If Aesop had written a fable about galleries, it would have sounded a lot like this one. As you read, replace the word "gallery" for "goose":
- This passage is from a file from the Wikimedia Commons.
Many artists would love to get a gallery, so they can concentrate on creating art. No more filthy business stuff.
Not going to happen. You are always in charge of managing your side of the business equation, no matter where you show and sell your art. There is no golden goose. Even if there were one, she would have to be popping eggs out at a great rate to support you.
You get more results when you have your eggs in many baskets. You can chose from galleries, art representatives, art consultants, retail outlets and alternative spaces. Many of these have both "store fronts" and on-line presence.
Each of these "baskets" contains eggs of different colors.
Galleries for example, include:
- traditional "blue-chip" galleries that select, curate and sell original art to the public on commission,
- private galleries that cater to wealthy patrons,
- artist run galleries that sell fine art originals and multiples,
- retail galleries that sell fine art, fine craft and functional art.
Each "color" appeals to different artists, just as each work of art appeals to different viewers. You choose the mix.
"I am tentatively planning to retire in one year. I have had several shows and commissions over the years. I am working on a show for 2010 and another one in 2011. ... Yes, I am one of those practical artists and have to make money. ... I enjoy your messages because they depict artists actually making a living with their art. Where do I put my money and confidence that there is a market somewhere for my art?" ~CCH
This artist has already hatched a few eggs through shows and commissions. The next egg is a retail space - sometimes referred to as a "vanity gallery." Anyone who can pay the rent can use the venue to show art for sale. There is no curator or jury. Much of the advertising these galleries do is to artists, so that they can keep the walls full.
Rather than looking at the color of the egg, consider what might hatch. Will showing your art in this venue get you more exposure for your art? If it will attract the kind of audience who likes to buy your art, it's worth considering.
Then do the math. Add up all your art and promotional costs, rental fees, insurance, travel and accommodation, reception, etc. Are you willing to invest up to 40% of the price of your work to put up a show? Now you are standing in a gallery dealer's shoes. How does it feel to hold this egg?
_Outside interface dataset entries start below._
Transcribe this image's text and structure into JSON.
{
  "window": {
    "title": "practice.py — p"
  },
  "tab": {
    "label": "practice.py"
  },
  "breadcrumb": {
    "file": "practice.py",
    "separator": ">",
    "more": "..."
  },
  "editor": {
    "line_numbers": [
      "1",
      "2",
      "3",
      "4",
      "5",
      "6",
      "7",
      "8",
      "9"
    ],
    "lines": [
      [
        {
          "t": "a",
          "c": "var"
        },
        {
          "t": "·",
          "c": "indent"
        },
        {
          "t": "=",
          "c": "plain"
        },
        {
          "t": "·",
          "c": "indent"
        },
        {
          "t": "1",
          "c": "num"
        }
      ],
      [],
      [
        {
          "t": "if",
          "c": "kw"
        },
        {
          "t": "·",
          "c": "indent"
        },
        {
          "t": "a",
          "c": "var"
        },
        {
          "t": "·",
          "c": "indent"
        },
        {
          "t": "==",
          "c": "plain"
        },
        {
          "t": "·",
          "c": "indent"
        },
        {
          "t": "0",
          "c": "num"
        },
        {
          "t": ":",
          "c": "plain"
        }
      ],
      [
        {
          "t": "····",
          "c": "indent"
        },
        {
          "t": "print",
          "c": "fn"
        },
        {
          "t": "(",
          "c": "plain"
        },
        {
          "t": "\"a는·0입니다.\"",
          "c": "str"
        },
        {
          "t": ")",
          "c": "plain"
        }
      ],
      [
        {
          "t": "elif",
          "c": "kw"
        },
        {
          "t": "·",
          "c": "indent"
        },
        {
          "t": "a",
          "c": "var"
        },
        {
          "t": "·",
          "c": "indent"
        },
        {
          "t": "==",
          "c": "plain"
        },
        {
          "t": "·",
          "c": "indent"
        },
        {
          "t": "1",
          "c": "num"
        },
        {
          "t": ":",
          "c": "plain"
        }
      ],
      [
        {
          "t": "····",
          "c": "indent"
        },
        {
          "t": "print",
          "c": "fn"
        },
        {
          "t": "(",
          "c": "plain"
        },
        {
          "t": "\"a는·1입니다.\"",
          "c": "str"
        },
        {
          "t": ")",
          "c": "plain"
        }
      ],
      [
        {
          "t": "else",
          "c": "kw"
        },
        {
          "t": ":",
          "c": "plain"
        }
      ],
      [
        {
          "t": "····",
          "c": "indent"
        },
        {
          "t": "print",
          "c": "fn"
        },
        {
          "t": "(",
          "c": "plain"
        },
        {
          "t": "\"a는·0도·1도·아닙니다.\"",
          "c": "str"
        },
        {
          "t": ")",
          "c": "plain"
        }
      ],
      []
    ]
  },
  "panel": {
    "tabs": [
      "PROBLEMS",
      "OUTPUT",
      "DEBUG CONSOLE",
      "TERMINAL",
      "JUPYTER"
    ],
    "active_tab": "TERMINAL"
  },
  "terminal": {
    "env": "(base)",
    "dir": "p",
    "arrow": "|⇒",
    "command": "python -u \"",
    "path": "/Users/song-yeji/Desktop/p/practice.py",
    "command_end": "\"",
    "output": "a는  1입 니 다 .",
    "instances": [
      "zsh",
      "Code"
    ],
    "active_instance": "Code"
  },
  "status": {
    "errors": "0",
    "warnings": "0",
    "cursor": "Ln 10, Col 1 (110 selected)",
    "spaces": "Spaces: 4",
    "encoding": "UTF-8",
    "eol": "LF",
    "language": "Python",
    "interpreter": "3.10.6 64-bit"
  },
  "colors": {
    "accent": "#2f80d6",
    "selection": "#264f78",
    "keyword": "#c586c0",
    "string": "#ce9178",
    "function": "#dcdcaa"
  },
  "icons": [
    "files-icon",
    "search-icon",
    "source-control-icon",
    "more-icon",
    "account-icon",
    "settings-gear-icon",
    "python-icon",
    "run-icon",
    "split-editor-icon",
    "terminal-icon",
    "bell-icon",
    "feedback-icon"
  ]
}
P.S. Some galleries handle the advertising and do not charge a wall fee, but they also typically ask for a larger commission. Check your contract carefully or you may find "hidden costs" - things you thought were covered by the commission but that you are paying for out of your other pocket.